The problem →
Line by line, give the data again exactly as it appears, but without pictures.

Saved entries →
* * *
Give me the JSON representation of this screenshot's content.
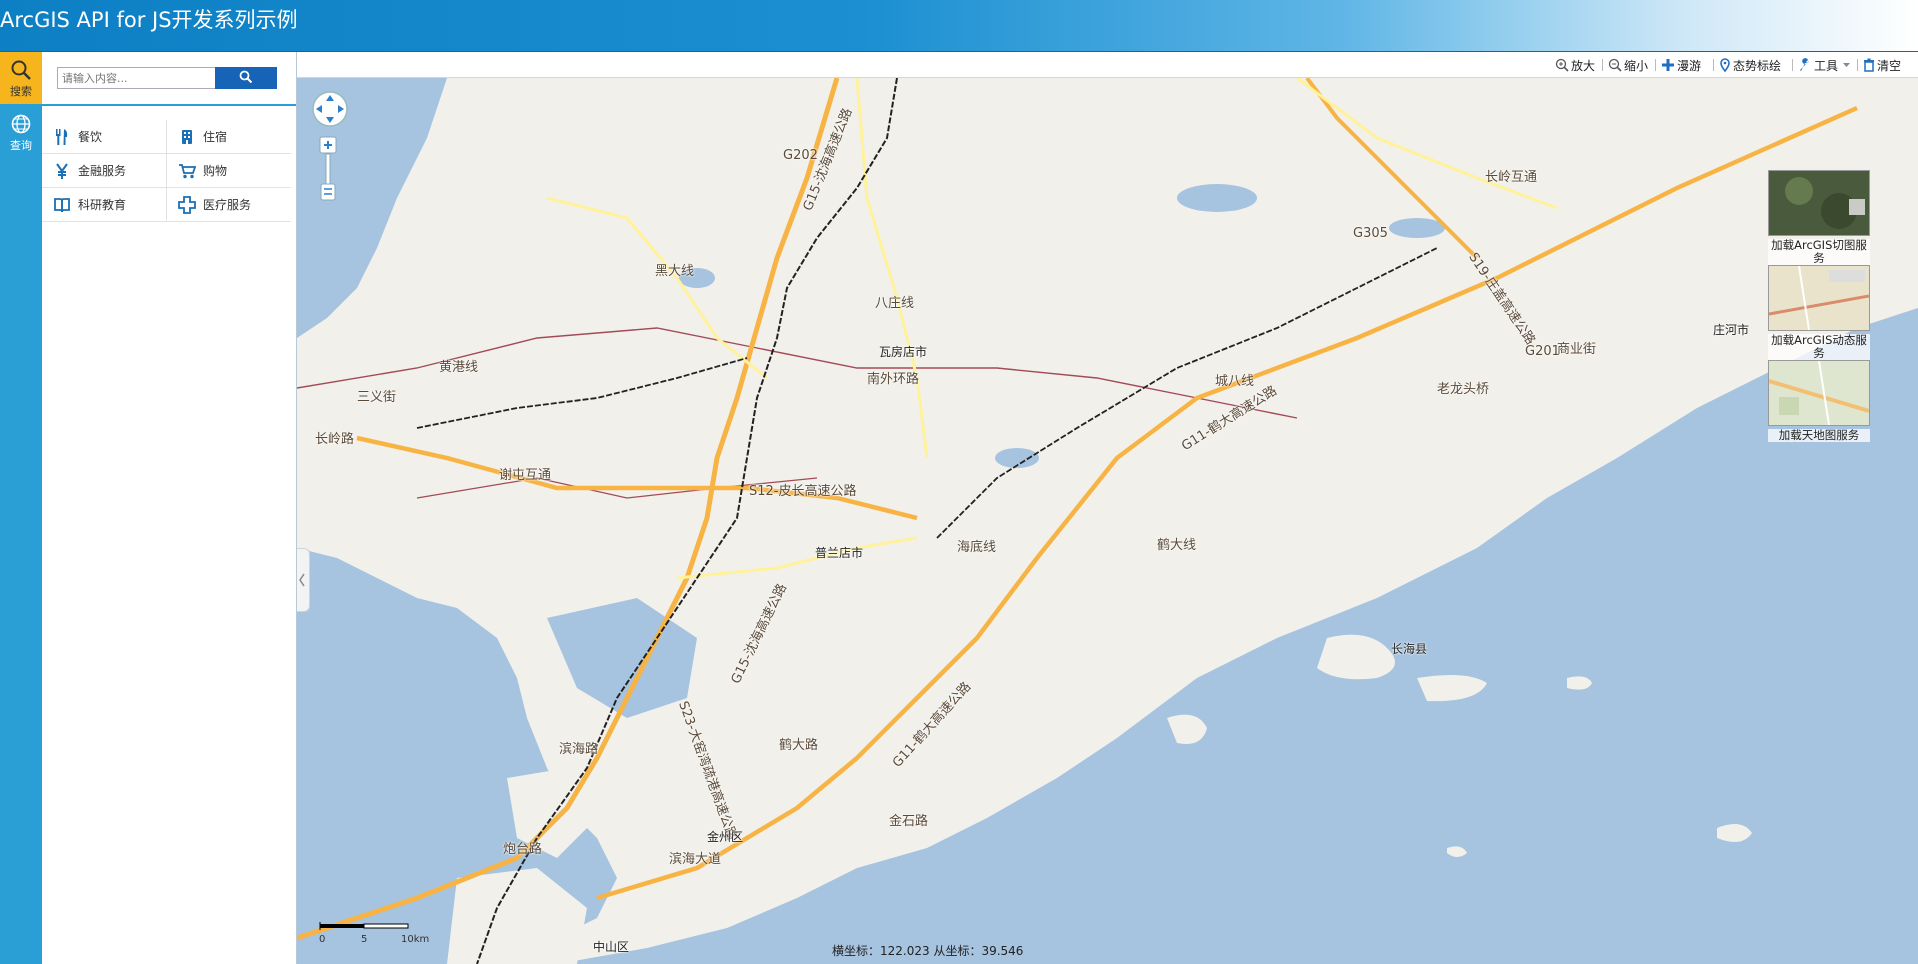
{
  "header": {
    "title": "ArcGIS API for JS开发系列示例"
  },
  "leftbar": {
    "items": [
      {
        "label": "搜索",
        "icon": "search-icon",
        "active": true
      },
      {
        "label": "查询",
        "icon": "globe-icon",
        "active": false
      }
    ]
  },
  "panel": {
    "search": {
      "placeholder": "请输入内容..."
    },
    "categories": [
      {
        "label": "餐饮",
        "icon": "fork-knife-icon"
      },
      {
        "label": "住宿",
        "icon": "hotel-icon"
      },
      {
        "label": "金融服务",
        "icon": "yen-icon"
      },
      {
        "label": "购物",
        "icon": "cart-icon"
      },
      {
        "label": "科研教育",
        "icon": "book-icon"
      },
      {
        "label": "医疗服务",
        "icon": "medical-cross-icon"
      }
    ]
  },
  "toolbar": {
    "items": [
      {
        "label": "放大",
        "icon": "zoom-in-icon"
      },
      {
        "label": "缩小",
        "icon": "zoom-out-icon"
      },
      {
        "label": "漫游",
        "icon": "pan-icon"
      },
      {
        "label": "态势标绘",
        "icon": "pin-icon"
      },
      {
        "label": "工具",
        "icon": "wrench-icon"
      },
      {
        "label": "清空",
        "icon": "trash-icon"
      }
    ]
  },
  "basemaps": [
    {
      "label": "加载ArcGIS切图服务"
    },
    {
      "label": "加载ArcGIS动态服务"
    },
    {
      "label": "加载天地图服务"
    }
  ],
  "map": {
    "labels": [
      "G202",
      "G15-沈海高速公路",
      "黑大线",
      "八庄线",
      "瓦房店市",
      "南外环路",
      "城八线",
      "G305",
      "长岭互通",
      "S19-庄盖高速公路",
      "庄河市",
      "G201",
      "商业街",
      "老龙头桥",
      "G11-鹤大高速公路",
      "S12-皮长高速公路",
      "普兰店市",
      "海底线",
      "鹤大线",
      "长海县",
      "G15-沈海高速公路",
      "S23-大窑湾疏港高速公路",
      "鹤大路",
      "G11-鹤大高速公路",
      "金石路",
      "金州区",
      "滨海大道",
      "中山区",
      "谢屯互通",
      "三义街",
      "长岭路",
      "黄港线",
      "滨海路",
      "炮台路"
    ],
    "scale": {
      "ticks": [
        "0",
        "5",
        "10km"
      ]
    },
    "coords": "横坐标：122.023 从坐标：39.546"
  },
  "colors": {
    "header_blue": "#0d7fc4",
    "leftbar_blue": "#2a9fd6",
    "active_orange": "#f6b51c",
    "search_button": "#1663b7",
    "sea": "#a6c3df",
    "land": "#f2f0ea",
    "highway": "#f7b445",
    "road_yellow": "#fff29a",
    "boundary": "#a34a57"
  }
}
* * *
Answer →
Give me the JSON representation of this screenshot's content.
{
  "header": {
    "title": "ArcGIS API for JS开发系列示例"
  },
  "leftbar": {
    "items": [
      {
        "label": "搜索",
        "icon": "search-icon",
        "active": true
      },
      {
        "label": "查询",
        "icon": "globe-icon",
        "active": false
      }
    ]
  },
  "panel": {
    "search": {
      "placeholder": "请输入内容..."
    },
    "categories": [
      {
        "label": "餐饮",
        "icon": "fork-knife-icon"
      },
      {
        "label": "住宿",
        "icon": "hotel-icon"
      },
      {
        "label": "金融服务",
        "icon": "yen-icon"
      },
      {
        "label": "购物",
        "icon": "cart-icon"
      },
      {
        "label": "科研教育",
        "icon": "book-icon"
      },
      {
        "label": "医疗服务",
        "icon": "medical-cross-icon"
      }
    ]
  },
  "toolbar": {
    "items": [
      {
        "label": "放大",
        "icon": "zoom-in-icon"
      },
      {
        "label": "缩小",
        "icon": "zoom-out-icon"
      },
      {
        "label": "漫游",
        "icon": "pan-icon"
      },
      {
        "label": "态势标绘",
        "icon": "pin-icon"
      },
      {
        "label": "工具",
        "icon": "wrench-icon"
      },
      {
        "label": "清空",
        "icon": "trash-icon"
      }
    ]
  },
  "basemaps": [
    {
      "label": "加载ArcGIS切图服务"
    },
    {
      "label": "加载ArcGIS动态服务"
    },
    {
      "label": "加载天地图服务"
    }
  ],
  "map": {
    "labels": [
      "G202",
      "G15-沈海高速公路",
      "黑大线",
      "八庄线",
      "瓦房店市",
      "南外环路",
      "城八线",
      "G305",
      "长岭互通",
      "S19-庄盖高速公路",
      "庄河市",
      "G201",
      "商业街",
      "老龙头桥",
      "G11-鹤大高速公路",
      "S12-皮长高速公路",
      "普兰店市",
      "海底线",
      "鹤大线",
      "长海县",
      "G15-沈海高速公路",
      "S23-大窑湾疏港高速公路",
      "鹤大路",
      "G11-鹤大高速公路",
      "金石路",
      "金州区",
      "滨海大道",
      "中山区",
      "谢屯互通",
      "三义街",
      "长岭路",
      "黄港线",
      "滨海路",
      "炮台路"
    ],
    "scale": {
      "ticks": [
        "0",
        "5",
        "10km"
      ]
    },
    "coords": "横坐标：122.023 从坐标：39.546"
  },
  "colors": {
    "header_blue": "#0d7fc4",
    "leftbar_blue": "#2a9fd6",
    "active_orange": "#f6b51c",
    "search_button": "#1663b7",
    "sea": "#a6c3df",
    "land": "#f2f0ea",
    "highway": "#f7b445",
    "road_yellow": "#fff29a",
    "boundary": "#a34a57"
  }
}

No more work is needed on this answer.